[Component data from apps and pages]

==========

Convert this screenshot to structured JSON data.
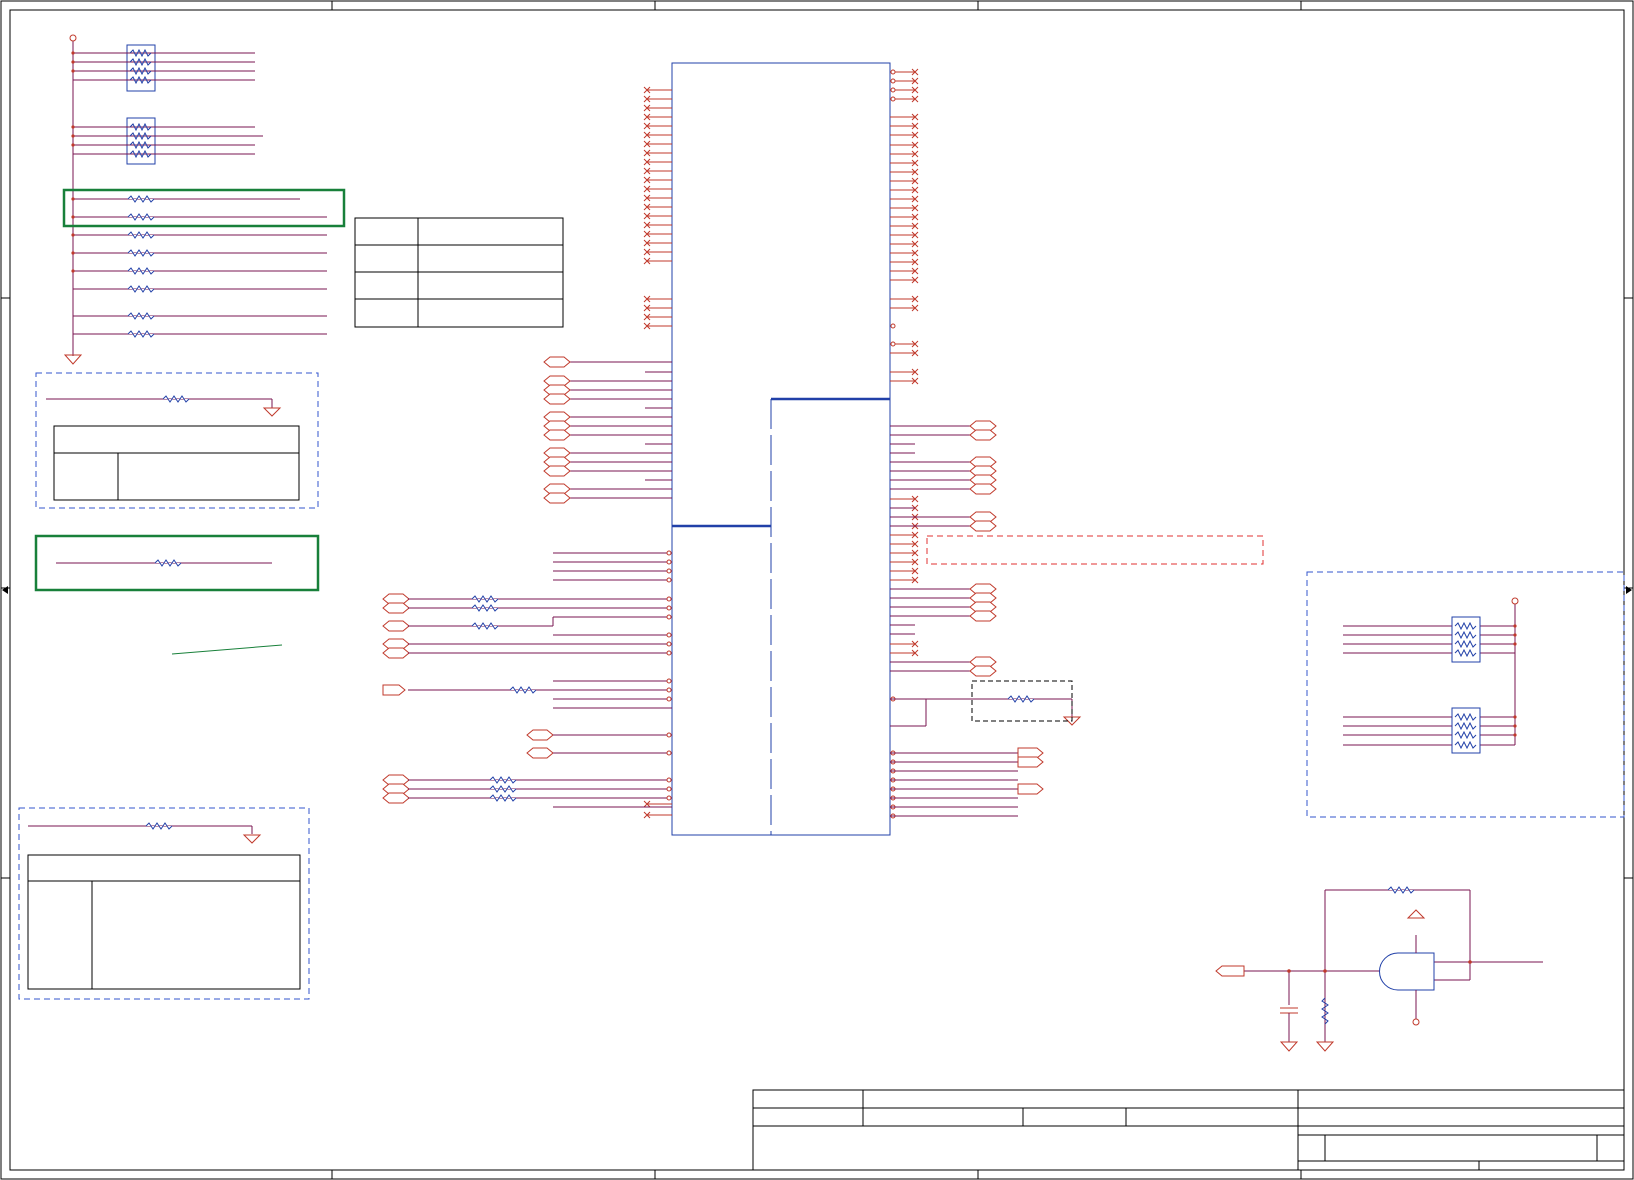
{
  "sheet": {
    "background": "#ffffff",
    "colors": {
      "net": "#c0392b",
      "wire": "#7a1550",
      "part": "#2140a8",
      "highlight_box": "#18803a",
      "table": "#000000",
      "note_box": "#3355cc"
    },
    "zone_numbers_top": [],
    "zone_letters_side": [],
    "title_block": {
      "title": "",
      "doc_number": "",
      "rev": "",
      "sheet": "",
      "date": ""
    },
    "config_table_top": {
      "rows": [
        [
          "",
          ""
        ],
        [
          "",
          ""
        ],
        [
          "",
          ""
        ],
        [
          "",
          ""
        ]
      ]
    },
    "note_table_left_1": {
      "header": "",
      "body": [
        "",
        ""
      ]
    },
    "note_table_left_2": {
      "header": "",
      "body": [
        "",
        ""
      ]
    },
    "icons": {
      "resistor": "resistor-icon",
      "resistor_array": "resistor-array-icon",
      "ground": "ground-icon",
      "power": "power-symbol-icon",
      "offpage_connector": "offpage-connector-icon",
      "no_connect": "no-connect-icon",
      "and_gate": "and-gate-icon",
      "capacitor": "capacitor-icon"
    }
  }
}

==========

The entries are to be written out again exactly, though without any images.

Convert this screenshot to structured JSON data.
{
  "sheet": {
    "background": "#ffffff",
    "colors": {
      "net": "#c0392b",
      "wire": "#7a1550",
      "part": "#2140a8",
      "highlight_box": "#18803a",
      "table": "#000000",
      "note_box": "#3355cc"
    },
    "zone_numbers_top": [],
    "zone_letters_side": [],
    "title_block": {
      "title": "",
      "doc_number": "",
      "rev": "",
      "sheet": "",
      "date": ""
    },
    "config_table_top": {
      "rows": [
        [
          "",
          ""
        ],
        [
          "",
          ""
        ],
        [
          "",
          ""
        ],
        [
          "",
          ""
        ]
      ]
    },
    "note_table_left_1": {
      "header": "",
      "body": [
        "",
        ""
      ]
    },
    "note_table_left_2": {
      "header": "",
      "body": [
        "",
        ""
      ]
    },
    "icons": {
      "resistor": "resistor-icon",
      "resistor_array": "resistor-array-icon",
      "ground": "ground-icon",
      "power": "power-symbol-icon",
      "offpage_connector": "offpage-connector-icon",
      "no_connect": "no-connect-icon",
      "and_gate": "and-gate-icon",
      "capacitor": "capacitor-icon"
    }
  }
}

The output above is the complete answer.